It’s always humbling being chosen for these support line ups because I’m a huge believer in our plethora of talent in New Zealand. I still think, “wow, of all people they’ve chosen me!”. Both Dillon and Quix were monumental parts of my exploration into electronic dance music so it was a very gratifying, full circle moment. I’m so lucky to be able to sit here and say I’ve met some of my idols and they are great people.
How does it feel to share your music in a live setting?
Music is such a powerful thing and something I never fully grasped until these last few years but it’s something I’ll never take for granted. I was a punter first before becoming an artist and I had such a love of losing myself and forgetting about whatever was going on in my life for that one moment/hour/day and “dancing myself clean” to the likes of LCD Soundsystem. I always try to see it from that perspective first in terms of how it’s going to be received.
I want people to walk away from my shows feeling better about whatever is going on in their lives because I hope, even for just a minute, that I gave them a break from whatever they’re going through. It’s the best part of what I do and it holds so much weight to me. I also hope that I can be proof that being yourself is cool, way cooler than trying to be someone else!
How gratifying was it to see your first release chart so quickly?
To introduce myself as a producer was something that I had been wanting to do for a very long time but I didn’t want to rush the process. My first track, “Crush” with Seek N Destroy, went better than we could have ever hoped. It was a real trip seeing my name among artists I have looked up to for years on the charts.
How has your experience been as a woman working in electronic music in Aotearoa? Do you find you have to work harder?

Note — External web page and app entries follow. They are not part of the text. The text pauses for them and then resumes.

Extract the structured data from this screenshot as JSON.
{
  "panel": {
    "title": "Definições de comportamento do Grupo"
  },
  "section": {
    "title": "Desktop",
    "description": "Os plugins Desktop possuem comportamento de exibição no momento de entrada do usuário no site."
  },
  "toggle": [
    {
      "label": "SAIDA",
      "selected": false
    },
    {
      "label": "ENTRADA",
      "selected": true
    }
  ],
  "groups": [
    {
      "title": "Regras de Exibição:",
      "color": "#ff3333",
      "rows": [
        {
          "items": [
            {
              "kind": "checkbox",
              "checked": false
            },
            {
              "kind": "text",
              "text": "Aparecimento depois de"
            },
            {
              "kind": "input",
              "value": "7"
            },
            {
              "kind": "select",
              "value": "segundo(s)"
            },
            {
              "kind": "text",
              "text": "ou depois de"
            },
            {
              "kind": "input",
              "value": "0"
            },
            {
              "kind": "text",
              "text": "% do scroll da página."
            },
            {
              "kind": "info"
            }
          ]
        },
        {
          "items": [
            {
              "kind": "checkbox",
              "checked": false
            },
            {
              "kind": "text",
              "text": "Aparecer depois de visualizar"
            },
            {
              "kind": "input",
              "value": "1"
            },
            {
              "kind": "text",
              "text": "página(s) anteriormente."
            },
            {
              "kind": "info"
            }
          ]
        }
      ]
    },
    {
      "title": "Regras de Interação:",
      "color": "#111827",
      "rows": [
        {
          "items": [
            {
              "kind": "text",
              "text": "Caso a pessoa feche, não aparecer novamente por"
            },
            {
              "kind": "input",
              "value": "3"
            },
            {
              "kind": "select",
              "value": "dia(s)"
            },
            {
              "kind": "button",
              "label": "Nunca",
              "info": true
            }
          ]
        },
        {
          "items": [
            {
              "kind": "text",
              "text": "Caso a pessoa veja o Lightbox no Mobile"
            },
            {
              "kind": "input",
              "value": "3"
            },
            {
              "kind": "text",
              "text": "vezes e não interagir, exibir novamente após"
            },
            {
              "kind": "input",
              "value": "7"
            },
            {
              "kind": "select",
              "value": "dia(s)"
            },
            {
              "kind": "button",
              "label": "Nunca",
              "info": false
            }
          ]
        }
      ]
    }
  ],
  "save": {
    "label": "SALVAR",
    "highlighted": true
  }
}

You absolutely have to work harder. When I started DJing eight years ago, “female DJs” (worst terminology ever) were few and far between compared to today. Right out of the gate I had more eyes on me purely for the fact that I was a woman in a male-dominated space, which sounds better than the reality of the situation.
I had to work twice as hard as my male counterparts to prove that there was space for me on the lineups and do what I like to call “out mixing the boys.” So many male DJs in the space at the time were not willing to help me in any way, shape or form. Looking back I think they were comfortable with how things were at the time rather than doing it with malicious intent. With that being said, it lit a fire within me early on to prove myself and show that I deserved what was coming my way.
What’s your advice for young women who are trying to break through?
Be yourself. Play the music you like and don’t sell out to the popular genre at the time. Be a good person and be easy to work with in the sense of having a good attitude. It sounds cliché but it’s said so often for a reason – go to the parties/events/gigs you want to be a part of and introduce yourself to everyone you can.
Networking is a game that you have to play but I think being genuine and expressing your love for your craft and what you’re trying to accomplish will take you further than any business relationship ever will. It’s also important to have your ducks in a row – do your research, create an EPK (electronic press kit), and have content online so promoters can see what you’re all about.
What are you hoping to achieve in 2023?
My goals for this year are to play some shows in Australia for the first time and keep releasing music that speaks to me as an artist.
How can we hear your music and follow your progress?